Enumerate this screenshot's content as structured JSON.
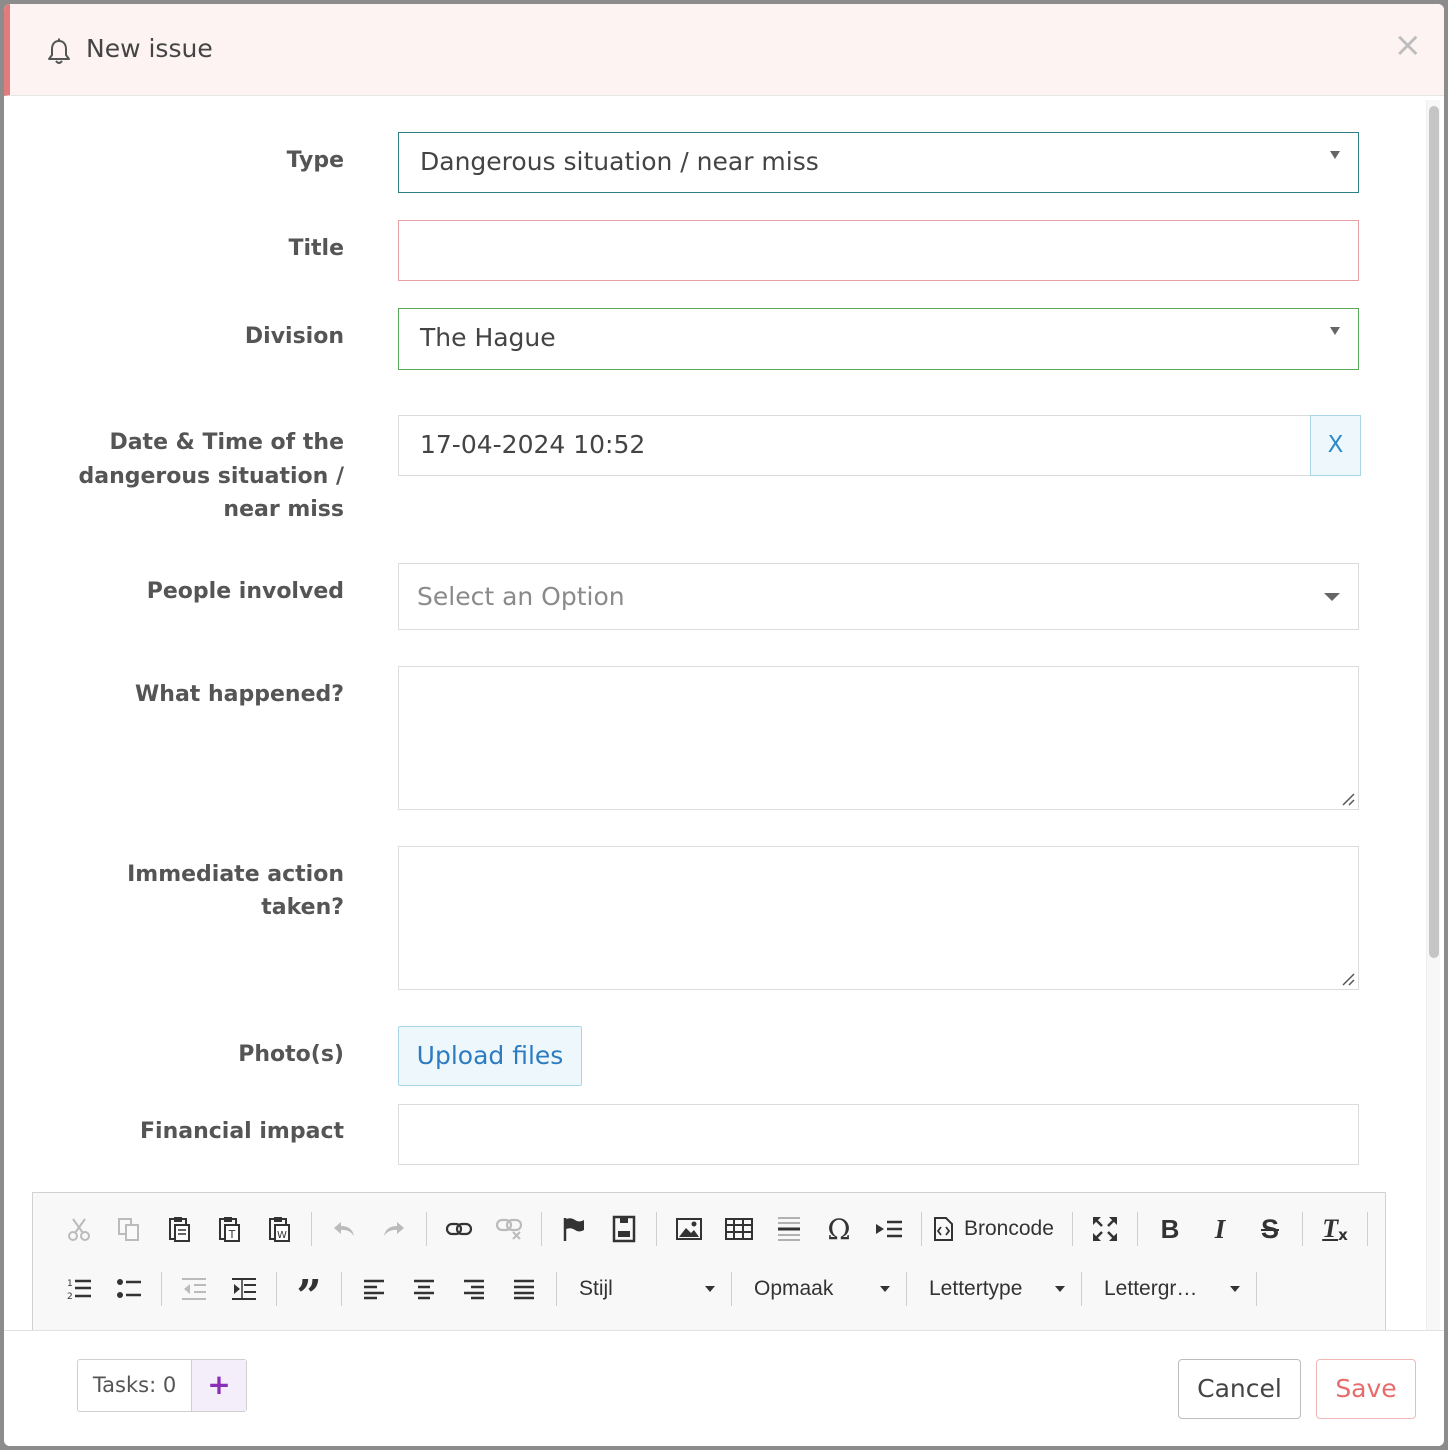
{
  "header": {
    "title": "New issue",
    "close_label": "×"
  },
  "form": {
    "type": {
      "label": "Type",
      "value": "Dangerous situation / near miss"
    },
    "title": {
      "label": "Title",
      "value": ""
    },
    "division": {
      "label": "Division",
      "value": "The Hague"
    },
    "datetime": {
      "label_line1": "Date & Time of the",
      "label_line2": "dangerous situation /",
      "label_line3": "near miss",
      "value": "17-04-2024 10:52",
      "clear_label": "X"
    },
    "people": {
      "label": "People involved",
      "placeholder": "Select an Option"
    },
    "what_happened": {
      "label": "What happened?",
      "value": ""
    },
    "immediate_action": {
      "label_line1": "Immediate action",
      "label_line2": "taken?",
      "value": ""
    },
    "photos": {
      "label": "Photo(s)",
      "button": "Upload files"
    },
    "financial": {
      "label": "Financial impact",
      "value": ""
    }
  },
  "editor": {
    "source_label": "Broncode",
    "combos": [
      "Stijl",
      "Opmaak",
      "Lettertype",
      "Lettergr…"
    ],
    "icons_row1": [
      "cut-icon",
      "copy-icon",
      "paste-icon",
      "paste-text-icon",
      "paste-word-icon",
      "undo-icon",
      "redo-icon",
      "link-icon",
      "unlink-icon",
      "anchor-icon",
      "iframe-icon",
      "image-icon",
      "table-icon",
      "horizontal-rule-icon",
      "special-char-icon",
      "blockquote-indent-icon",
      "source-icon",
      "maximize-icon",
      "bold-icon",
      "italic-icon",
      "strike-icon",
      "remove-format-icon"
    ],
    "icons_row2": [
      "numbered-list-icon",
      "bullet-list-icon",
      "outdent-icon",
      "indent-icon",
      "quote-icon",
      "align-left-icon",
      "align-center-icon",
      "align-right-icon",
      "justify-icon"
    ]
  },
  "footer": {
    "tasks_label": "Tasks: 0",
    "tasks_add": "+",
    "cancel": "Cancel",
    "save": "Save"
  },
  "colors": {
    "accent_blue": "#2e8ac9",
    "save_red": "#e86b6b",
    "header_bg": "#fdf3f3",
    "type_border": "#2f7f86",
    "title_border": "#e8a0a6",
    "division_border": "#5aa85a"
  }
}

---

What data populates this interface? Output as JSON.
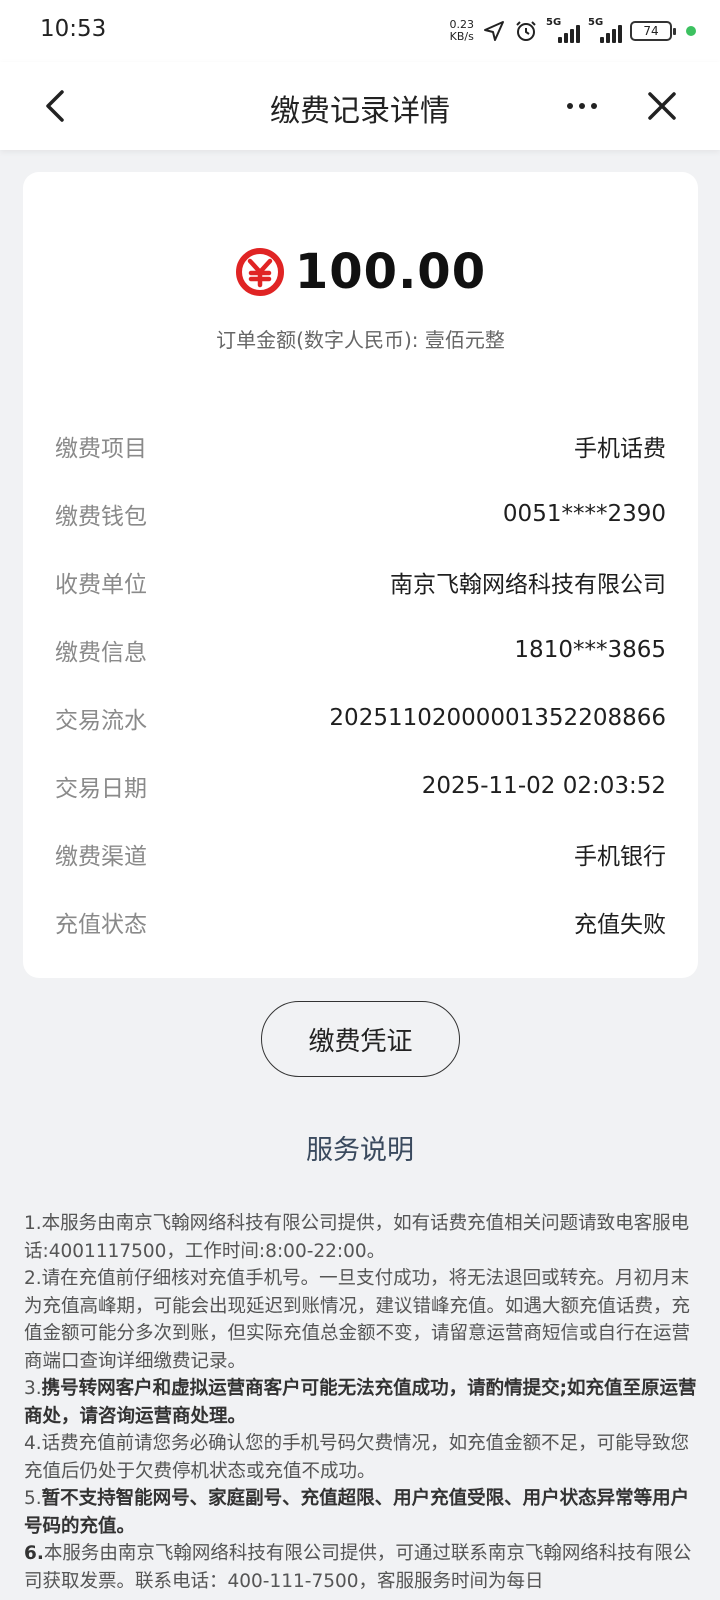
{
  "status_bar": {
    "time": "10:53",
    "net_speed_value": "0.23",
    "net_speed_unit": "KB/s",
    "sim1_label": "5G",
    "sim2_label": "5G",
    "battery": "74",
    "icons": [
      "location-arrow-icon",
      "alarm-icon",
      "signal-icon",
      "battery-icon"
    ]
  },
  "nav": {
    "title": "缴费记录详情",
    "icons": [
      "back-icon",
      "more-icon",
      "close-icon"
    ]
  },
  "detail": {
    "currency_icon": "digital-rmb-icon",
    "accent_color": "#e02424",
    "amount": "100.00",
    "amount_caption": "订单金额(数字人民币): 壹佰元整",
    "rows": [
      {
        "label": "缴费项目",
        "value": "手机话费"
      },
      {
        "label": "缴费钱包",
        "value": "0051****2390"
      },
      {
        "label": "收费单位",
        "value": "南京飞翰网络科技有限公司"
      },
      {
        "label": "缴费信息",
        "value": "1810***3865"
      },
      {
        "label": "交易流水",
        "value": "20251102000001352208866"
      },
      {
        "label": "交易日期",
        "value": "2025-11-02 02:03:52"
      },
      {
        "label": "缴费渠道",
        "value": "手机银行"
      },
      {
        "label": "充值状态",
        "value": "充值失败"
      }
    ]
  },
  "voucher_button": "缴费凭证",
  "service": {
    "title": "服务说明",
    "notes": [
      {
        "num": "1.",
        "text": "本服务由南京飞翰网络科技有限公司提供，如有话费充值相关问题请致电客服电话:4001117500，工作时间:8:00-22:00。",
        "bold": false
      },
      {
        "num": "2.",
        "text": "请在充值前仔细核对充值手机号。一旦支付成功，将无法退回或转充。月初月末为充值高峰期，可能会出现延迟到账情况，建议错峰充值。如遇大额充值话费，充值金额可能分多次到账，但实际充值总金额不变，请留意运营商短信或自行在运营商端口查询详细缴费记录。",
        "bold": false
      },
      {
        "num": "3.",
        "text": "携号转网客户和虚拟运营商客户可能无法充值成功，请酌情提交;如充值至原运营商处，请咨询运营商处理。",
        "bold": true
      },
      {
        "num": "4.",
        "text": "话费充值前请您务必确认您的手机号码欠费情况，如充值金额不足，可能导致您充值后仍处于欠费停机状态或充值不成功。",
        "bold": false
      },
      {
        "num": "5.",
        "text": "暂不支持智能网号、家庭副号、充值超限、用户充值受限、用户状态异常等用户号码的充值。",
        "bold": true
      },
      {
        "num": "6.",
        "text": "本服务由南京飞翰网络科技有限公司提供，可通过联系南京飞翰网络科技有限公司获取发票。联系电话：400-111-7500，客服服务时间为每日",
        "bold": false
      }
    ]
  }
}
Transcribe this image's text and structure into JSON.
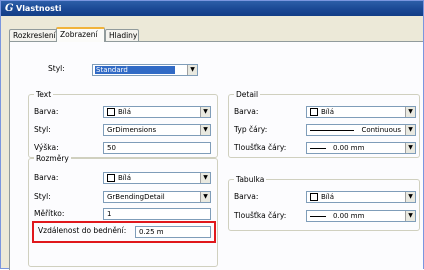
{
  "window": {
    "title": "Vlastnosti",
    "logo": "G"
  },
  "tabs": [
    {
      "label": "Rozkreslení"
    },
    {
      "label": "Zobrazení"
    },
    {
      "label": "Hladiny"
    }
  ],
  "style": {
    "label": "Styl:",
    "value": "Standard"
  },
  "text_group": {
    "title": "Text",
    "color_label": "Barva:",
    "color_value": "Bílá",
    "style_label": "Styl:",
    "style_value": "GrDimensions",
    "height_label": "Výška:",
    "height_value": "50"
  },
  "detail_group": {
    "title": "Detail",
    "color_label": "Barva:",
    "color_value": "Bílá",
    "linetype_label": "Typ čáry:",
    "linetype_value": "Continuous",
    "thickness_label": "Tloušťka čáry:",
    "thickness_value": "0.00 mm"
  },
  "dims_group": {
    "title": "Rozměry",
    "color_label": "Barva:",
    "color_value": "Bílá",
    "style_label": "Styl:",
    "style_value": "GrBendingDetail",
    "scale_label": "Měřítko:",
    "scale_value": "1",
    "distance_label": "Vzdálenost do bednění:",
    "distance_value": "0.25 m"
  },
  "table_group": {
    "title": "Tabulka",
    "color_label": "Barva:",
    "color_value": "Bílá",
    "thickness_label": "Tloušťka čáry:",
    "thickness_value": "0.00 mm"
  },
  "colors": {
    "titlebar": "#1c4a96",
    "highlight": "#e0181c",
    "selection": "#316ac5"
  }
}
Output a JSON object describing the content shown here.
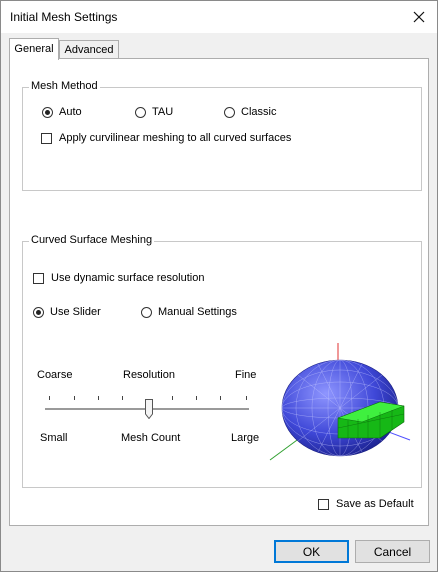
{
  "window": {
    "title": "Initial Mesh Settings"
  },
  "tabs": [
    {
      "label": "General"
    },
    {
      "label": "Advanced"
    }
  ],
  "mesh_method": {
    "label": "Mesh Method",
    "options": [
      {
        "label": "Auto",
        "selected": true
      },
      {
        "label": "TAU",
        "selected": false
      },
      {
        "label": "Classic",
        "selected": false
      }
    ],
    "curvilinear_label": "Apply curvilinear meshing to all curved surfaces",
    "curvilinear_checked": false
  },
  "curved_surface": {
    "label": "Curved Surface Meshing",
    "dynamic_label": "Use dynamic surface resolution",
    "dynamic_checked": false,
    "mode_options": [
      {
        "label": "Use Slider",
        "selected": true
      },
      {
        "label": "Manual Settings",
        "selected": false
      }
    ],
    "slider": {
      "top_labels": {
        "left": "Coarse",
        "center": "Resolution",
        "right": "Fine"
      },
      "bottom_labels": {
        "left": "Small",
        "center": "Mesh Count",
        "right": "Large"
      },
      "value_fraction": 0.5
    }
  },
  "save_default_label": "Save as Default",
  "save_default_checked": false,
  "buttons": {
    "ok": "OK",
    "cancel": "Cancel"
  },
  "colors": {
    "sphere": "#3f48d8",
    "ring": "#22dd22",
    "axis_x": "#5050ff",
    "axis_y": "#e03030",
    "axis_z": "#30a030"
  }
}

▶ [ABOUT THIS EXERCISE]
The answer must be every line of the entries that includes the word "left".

▶ [ANSWER SPACE]
      "align-left-icon",
        "left": "Coarse",
        "left": "Small",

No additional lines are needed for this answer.